Follow me on LinkedIn follow me on facebook tweet me
get in touch

Georgia Power Incentivises Consumers and Fleets with $12M EV Pilot

November 14, 2014 by Clean Cities
Tesla and Charger

Photo: Byron Small

The utility will invest $12 million in a pilot program that will boost the number of electric vehicle chargers in Georgia. One of out about every 60 new cars registered in the Peach State, in the first six months, was an all-electric vehicle, according to IHS Automotive.

About 1,000 new plug-in vehicles (which include all-electric vehicles, such as the Nissan LEAF) are registered in Georgia every month, according to Don Francis, executive director of Clean Cities-Georgia. Eighty percent of those cars are registered in metro Atlanta.

Atlanta is the No. 2 market nationwide for electric and plug-in hybrids and the No. 1 market for the Nissan LEAF, Georgia Power spokeswoman Amy Fink said.

 

 

 

 

 

 

 

 

Which Electric-Car Makers in the U.S. Are Serious?

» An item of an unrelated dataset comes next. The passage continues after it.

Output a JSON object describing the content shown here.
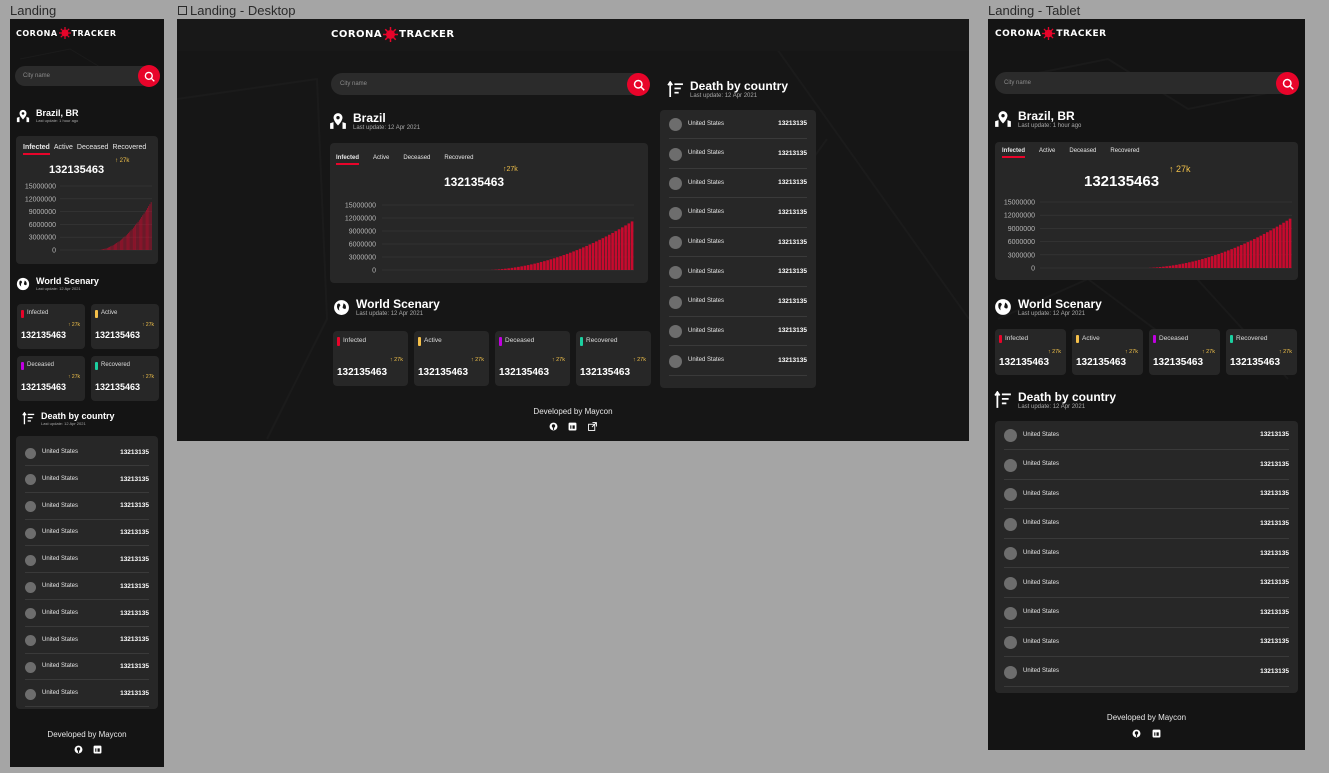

Sales Show Top Three

November 10, 2014 by Clean Cities

 

BMW i3 vs. Chevy Volt

photo: David Noland, Tom Moloughney

Green Car Reports grouped the cars by maker so that, for instance, General Motors includes both Chevrolet and Cadillac plug-in sales.

And they included compliance cars; even if they’re limited in volume, they do have plugs.

Here are the percentages of a carmaker’s total U.S. sales this year that are made up of battery-electric, range-extended electric, and plug-in hybrid sales:

  • Tesla: 100 percent
  • BMW: 2.3 percent (4,534 of 201,000)
  • Nissan: 2.1 percent (24,411 of 1.17 million)
  • Ford: 0.9 percent (18,859 of 2.07 million)
  • GM: 0.7 percent (17,969 of 2.43 million)
  • Toyota: 0.6 percent (12,321 of 1.98 million)

Surprised?

A couple of things stand out.

 

 

 

Tesla’s Battery Gigafactory May Achieve Nirvana: $100 Per Kilowatt-Hour, Report Says

August 30, 2014 by Clean Cities

IMG_2581.JPGIzmo, Inc.

Many within the electric car industry believe that $100 per kilowatt-hour will be the tipping point for electric-car batteries.

It is the point at which electric vehicles will be able to compete directly with internal combustion vehicles on price, and therefore a major step in boosting sales.

According to investment pundits at The Motley Fool (via Charged EVs), the Tesla Motors battery gigafactory could achieve that $100-per-kWh battery cost.

That’s because it could overachieve on its stated goal of cutting 30 percent from today’s battery costs.

We already know that Tesla’s gigafactory will be huge.

The company’s initial projected figures put the plant at between 500 and 1,000 acres, and once up to full capacity it is expected to employ 6,500 people.

By 2020, at its peak, it’s slated to produce 35 gigawatt-hours per year of battery cells, and 50 GWh per year of battery packs–enough to supply Tesla’s projections for half a million electric vehicles a year in 2020.

back to top